While many people look forward to spending their summers in the sun, a newly formed group of volunteer sleuths is eager to spend the next three months immersed in something quite chilly.

The eight members of Team Monocles are using their distinct backgrounds and advanced artificial intelligence programs to attempt to solve a decades-old cold case for the Indianapolis Metropolitan Police Department.

Ron Brumbarger, a Westfield resident who assembled the team, took a crack at the case with a group of students from Apprentice University in 2022 but was not able to solve it. Now, with improved technologies and a handpicked team, he is optimistic there will be a different result.

“I started thinking about who are the smartest people I know that I can bring to this challenge. I didn’t want somebody that was former law enforcement, I needed fresh lenses. So, I thought about people who have critical thinking skills, are articulate, the kind of people you want to be trapped in an escape room with,” Brumbarger said, adding that the group’s first in-person gathering included attempting an escape room in Fishers in late April.

Members of Team Monocles are not permitted to share details about the case, but Brumbarger said individuals will work independently and gather for weekly meetings to discuss their research, theories and to use highly advanced, secure AI programs to analyze boxes of case paperwork and other documents.

Brumbarger, who is certified in the Simplexity method of creative problem solving, founded Apprentice University in 2013 and served as its president for a decade. It has since rebranded as Vertical Immersive, and Brumbarger is no longer affiliated with it. During his time at Apprentice University, Brumbarger examined two cold cases for IMPD but didn’t reach a definitive conclusion on either one.

Team Monocles will investigate one of those cases.

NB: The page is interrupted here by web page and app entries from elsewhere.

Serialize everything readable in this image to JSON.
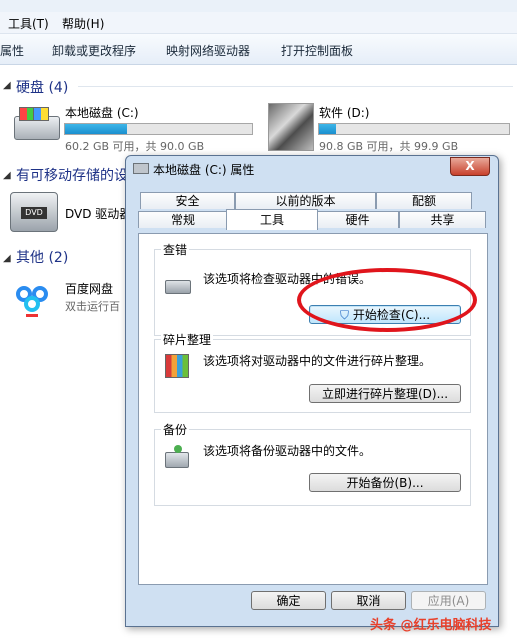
{
  "menubar": {
    "items": [
      "工具(T)",
      "帮助(H)"
    ]
  },
  "toolbar": {
    "items": [
      "属性",
      "卸载或更改程序",
      "映射网络驱动器",
      "打开控制面板"
    ]
  },
  "groups": {
    "hard_disk": "硬盘 (4)",
    "removable": "有可移动存储的设",
    "other": "其他 (2)"
  },
  "drives": [
    {
      "name": "本地磁盘 (C:)",
      "detail": "60.2 GB 可用，共 90.0 GB",
      "used_fraction": 0.33
    },
    {
      "name": "软件 (D:)",
      "detail": "90.8 GB 可用，共 99.9 GB",
      "used_fraction": 0.09
    }
  ],
  "dvd": {
    "name": "DVD 驱动器",
    "icon": "dvd-drive-icon"
  },
  "baidu": {
    "name": "百度网盘",
    "sub": "双击运行百"
  },
  "dialog": {
    "title": "本地磁盘 (C:) 属性",
    "close_label": "X",
    "tabs_row1": [
      "安全",
      "以前的版本",
      "配额"
    ],
    "tabs_row2": [
      "常规",
      "工具",
      "硬件",
      "共享"
    ],
    "active_tab": "工具",
    "sections": [
      {
        "legend": "查错",
        "desc": "该选项将检查驱动器中的错误。",
        "button": "开始检查(C)..."
      },
      {
        "legend": "碎片整理",
        "desc": "该选项将对驱动器中的文件进行碎片整理。",
        "button": "立即进行碎片整理(D)..."
      },
      {
        "legend": "备份",
        "desc": "该选项将备份驱动器中的文件。",
        "button": "开始备份(B)..."
      }
    ],
    "buttons": {
      "ok": "确定",
      "cancel": "取消",
      "apply": "应用(A)"
    }
  },
  "watermark": "头条 @红乐电脑科技",
  "colors": {
    "accent_bar": "#1a8fcf",
    "highlight_red": "#e0151c",
    "group_text": "#1e3287"
  }
}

So, Brumbarger knew many of the details of the case when he recruited the team but couldn’t share much of it until the group’s May 28 meeting.

Sophia Delgado, Team Monocles project manager, said despite not knowing what she would be investigating she was looking forward to the process.

“Whether or not we solve it, there’s so much that we’re going to gain from using these new tools,” she said. “We’ll be able to use this information that we learned and these skills and share them for other cases in the future.”

The Carmel resident said she expects the abilities she’s learned at her day job as a student service coordinator at Jet Access Flight Training to translate well to Team Monocles, and vice versa.

“I find it interesting to relate my flight school training with this case, in relation to attentiveness to detail and problem solving,” Delgado said. “I find some parallels that I think will be interesting.”

IMPD Capt. Roger Spurgeon said he tries to find “every way possible to bring violent crime cases to a successful conclusion.” Technological advances – such as DNA analysis – have helped solve previous cold cases, and he is hopeful other emerging tools will do so in the future.

“While my ultimate goal is a successful conclusion, reasonable accomplishments for this team during this process would be to create a new list of action items for detectives to pursue down the line in our quest for justice,” Spurgeon said. “I have faith that this team has the drive and commitment to produce that, and I look forward to the final product.”

After working on the case for 90 days – plus an additional 30 days if the group is close to a breakthrough – Team Monocles will publish a whitepaper explaining its approach, tools, successes and failures. Brumbarger is hopeful their work will lead to closure and possibly more.

“Our ultimate goal is to identify the perpetrator and equip our friends at IMPD with the information necessary to secure a conviction,” Brumbarger stated on a GoFundMe page he launched to cover costs of the AI program and other expenses.

Learn more and donate at gofundme.com/f/team-monocles-unsolved-homicide-technology-research.